Goldline International, the precious metal retailer that has capitalized on conservatives’ anxiety about the economy by forging synergistic relationships with right wing TV and radio hosts, is facing a new series of legal challenges after authorities filed criminal charges against the company and its executives yesterday. Several major conservative talkers — including two former GOP presidential candidates — have endorsed and recommended Goldine, which critics have long contended is little more than a scam.
After more than a year of investigating, the city attorney in Santa Monica, California, where the company is based, has filed 19 criminal charges of fraud and theft against the company, in addition to charges against top executives and salesmen, ABC News reports:
The complaint alleges that Goldline “runs a bait and switch operation in which customers, seeking to invest in gold bullion, are switched to highly overpriced coins by using false and misleading claims,” according to a statement released by the consumer affairs division of the Santa Monica City Attorney’s office.
The company has been charged in the court filing with misdemeanors that include theft by false pretenses, false advertising, and conspiracy, the City Attorney’s office said. In addition to the charges against the company, the complaint accuses former CEO Mark Albarian, executives Robert Fazio and Luis Beeli, and salespeople Charles Boratgis and Stephanie Howard of defrauding customers. Current CEO Scott Carter is accused of making false or misleading statements.

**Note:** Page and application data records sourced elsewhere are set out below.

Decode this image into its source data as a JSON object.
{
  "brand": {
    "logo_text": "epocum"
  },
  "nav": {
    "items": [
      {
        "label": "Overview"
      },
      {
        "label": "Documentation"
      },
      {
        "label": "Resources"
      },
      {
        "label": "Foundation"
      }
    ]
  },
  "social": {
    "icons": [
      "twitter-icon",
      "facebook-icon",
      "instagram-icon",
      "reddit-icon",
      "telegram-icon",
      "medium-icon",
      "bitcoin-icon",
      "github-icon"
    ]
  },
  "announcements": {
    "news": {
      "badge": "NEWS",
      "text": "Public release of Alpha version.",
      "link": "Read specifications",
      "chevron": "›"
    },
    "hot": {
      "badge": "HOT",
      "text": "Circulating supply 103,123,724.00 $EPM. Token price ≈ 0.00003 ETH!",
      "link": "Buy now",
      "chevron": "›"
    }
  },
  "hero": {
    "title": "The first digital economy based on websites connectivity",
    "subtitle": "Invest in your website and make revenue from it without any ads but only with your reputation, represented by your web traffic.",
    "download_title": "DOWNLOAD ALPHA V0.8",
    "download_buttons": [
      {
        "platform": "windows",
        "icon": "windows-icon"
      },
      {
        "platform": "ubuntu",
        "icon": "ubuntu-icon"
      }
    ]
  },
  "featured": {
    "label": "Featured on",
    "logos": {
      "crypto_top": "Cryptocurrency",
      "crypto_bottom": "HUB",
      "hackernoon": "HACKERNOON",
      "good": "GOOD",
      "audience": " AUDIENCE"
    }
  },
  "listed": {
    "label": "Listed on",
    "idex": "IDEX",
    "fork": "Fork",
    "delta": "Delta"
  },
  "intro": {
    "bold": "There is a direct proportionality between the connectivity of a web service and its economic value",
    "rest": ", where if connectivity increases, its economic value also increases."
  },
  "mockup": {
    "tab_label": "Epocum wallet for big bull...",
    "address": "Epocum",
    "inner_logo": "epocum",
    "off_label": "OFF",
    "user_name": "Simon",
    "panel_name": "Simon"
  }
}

While former Faux News conspiracy-theorist Glenn Beck is most closely associated with Goldline, Rush Limbaugh, Sean Hannity, Laura Ingraham, and Mark Levin, former GOP presidential candidates Mike Huckabee and Fred Thompson, and several Fox News hosts, among others, have all endorsed the company.
Indeed, conservative talk radio is central to the company’s success, as Goldline employs a business model based not on mere advertising, but full integration with the content of conservative talk show hosts’ messages. The company’s website prominently features these endorsers, suggesting the talkers’ backing gives Goldline “credibility.” The company has said it will vigorously contest the charges.
Each of the charges carries a maximum penalty of one year in jail and maximum fines of between $1,000 and $10,000 per offense.